> _WORK REQUEST_
For the entries below, report the number of lines containing "Resin", without any other content.

> _EXERCISE DATA_
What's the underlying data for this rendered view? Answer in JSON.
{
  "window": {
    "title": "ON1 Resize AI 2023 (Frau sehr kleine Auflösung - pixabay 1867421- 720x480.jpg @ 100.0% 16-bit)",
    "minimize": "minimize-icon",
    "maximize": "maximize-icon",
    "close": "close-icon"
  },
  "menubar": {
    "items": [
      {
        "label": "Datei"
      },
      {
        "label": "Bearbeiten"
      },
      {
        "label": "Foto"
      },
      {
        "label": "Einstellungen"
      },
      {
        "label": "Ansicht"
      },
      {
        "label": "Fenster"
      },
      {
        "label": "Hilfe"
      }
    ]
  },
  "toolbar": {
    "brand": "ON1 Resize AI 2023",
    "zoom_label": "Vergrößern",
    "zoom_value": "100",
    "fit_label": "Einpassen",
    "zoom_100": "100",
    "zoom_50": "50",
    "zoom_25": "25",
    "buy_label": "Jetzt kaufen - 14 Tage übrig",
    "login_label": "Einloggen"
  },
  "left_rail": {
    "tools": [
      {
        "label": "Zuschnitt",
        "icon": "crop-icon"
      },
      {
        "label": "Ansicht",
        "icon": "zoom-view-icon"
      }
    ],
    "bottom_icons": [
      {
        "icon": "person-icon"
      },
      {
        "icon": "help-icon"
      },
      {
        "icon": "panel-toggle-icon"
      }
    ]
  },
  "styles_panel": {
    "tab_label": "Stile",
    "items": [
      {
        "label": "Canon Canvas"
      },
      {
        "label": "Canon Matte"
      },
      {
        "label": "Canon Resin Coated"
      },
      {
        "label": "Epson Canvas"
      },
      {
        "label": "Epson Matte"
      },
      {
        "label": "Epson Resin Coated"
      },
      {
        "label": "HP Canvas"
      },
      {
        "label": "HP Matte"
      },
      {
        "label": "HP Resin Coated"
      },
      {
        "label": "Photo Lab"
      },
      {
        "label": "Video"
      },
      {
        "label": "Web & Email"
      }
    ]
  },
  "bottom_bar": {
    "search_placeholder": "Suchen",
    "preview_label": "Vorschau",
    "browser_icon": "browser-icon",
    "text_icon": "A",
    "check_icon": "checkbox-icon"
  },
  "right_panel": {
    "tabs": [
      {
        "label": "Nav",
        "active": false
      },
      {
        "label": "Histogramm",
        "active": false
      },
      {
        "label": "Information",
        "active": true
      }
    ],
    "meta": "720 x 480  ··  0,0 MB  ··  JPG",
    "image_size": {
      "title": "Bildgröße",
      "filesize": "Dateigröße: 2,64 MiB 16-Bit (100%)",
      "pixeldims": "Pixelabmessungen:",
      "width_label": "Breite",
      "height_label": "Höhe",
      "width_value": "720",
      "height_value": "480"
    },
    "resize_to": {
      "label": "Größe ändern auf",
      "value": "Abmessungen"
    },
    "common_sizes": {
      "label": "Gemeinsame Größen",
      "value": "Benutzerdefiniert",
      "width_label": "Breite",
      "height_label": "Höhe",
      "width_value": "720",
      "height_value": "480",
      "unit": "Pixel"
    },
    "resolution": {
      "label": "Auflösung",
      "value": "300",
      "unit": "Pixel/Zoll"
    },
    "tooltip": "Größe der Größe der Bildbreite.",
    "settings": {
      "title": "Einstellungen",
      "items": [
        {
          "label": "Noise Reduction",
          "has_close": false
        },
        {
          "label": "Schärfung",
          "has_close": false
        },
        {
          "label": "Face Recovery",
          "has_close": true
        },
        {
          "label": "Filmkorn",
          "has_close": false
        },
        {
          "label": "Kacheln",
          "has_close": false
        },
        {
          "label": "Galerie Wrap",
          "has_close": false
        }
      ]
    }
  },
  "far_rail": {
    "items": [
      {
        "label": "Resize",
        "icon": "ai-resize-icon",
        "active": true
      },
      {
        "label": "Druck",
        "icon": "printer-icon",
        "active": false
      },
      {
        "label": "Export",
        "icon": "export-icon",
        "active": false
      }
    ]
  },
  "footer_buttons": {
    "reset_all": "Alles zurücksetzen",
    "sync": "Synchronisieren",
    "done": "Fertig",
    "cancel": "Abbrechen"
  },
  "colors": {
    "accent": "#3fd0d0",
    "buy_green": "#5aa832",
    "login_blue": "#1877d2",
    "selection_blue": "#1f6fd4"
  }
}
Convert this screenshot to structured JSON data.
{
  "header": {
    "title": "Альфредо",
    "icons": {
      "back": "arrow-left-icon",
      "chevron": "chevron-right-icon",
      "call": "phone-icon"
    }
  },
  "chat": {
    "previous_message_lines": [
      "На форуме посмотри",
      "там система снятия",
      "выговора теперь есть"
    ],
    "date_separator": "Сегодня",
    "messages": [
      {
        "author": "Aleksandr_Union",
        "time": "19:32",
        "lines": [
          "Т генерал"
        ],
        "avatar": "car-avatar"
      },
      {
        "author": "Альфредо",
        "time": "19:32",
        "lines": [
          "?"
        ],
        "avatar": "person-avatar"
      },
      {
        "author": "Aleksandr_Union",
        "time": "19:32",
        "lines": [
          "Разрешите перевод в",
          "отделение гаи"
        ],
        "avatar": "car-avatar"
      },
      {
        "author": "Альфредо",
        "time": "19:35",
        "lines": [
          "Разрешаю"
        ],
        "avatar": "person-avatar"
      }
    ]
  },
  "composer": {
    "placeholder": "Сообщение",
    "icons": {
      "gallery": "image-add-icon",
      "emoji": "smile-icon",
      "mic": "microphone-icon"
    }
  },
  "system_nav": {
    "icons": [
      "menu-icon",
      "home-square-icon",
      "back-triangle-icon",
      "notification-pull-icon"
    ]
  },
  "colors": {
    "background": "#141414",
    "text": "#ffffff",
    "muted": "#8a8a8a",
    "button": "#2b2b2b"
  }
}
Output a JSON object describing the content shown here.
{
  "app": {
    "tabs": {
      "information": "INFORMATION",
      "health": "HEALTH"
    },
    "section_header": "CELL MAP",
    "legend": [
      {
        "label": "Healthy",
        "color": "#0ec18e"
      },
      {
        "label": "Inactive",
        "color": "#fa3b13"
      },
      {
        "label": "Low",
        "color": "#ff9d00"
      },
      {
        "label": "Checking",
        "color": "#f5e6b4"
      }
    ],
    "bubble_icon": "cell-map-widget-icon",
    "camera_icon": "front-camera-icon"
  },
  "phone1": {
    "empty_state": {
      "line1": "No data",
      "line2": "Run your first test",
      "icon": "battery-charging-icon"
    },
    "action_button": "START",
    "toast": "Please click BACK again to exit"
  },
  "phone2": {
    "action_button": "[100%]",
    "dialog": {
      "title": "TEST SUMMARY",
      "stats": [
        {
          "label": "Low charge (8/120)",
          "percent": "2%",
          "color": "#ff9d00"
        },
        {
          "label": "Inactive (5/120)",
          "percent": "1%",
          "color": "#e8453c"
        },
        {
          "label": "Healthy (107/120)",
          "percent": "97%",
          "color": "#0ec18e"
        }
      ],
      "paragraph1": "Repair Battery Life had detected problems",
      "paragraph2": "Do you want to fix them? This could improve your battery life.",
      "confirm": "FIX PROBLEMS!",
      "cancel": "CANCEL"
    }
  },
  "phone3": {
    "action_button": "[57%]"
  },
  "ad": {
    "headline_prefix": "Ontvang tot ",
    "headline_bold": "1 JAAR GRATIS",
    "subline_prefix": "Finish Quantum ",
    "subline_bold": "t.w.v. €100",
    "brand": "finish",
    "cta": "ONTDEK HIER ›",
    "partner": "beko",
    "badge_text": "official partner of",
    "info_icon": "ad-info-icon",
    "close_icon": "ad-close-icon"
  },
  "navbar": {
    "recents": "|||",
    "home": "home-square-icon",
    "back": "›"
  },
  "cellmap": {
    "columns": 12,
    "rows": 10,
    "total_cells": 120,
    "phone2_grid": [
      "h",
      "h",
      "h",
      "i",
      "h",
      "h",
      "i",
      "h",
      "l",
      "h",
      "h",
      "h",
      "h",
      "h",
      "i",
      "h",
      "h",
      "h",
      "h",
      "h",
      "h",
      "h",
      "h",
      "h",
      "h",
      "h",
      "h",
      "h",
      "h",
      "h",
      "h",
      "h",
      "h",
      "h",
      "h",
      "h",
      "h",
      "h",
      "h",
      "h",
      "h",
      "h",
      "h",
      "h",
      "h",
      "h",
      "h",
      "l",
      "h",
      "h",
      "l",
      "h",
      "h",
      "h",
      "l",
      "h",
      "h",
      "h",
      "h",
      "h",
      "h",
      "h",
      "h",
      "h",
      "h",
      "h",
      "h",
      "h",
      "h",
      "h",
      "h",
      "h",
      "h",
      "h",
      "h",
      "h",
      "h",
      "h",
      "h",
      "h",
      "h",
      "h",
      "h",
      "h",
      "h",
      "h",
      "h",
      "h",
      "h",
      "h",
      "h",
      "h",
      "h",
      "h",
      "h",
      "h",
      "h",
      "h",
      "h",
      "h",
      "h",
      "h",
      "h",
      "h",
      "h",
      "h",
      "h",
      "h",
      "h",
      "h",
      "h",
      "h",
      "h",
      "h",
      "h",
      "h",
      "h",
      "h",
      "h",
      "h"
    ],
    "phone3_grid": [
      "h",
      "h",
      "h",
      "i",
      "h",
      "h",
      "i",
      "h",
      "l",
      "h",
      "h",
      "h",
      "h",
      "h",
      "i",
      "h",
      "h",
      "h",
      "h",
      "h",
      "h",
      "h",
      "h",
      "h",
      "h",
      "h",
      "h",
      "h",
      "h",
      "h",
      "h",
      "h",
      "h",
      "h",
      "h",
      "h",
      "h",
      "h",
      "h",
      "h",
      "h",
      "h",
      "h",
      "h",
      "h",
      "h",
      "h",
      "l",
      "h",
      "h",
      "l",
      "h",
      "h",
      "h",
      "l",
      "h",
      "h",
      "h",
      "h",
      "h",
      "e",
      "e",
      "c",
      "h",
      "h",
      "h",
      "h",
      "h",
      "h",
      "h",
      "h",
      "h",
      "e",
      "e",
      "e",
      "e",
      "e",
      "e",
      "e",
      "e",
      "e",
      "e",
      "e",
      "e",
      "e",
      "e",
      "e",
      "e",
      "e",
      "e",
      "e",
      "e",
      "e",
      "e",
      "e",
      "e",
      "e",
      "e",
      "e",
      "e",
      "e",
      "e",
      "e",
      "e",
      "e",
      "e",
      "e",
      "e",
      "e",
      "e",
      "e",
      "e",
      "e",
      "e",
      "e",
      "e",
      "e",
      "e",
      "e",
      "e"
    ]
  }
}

> _YOUR SOLUTION_
3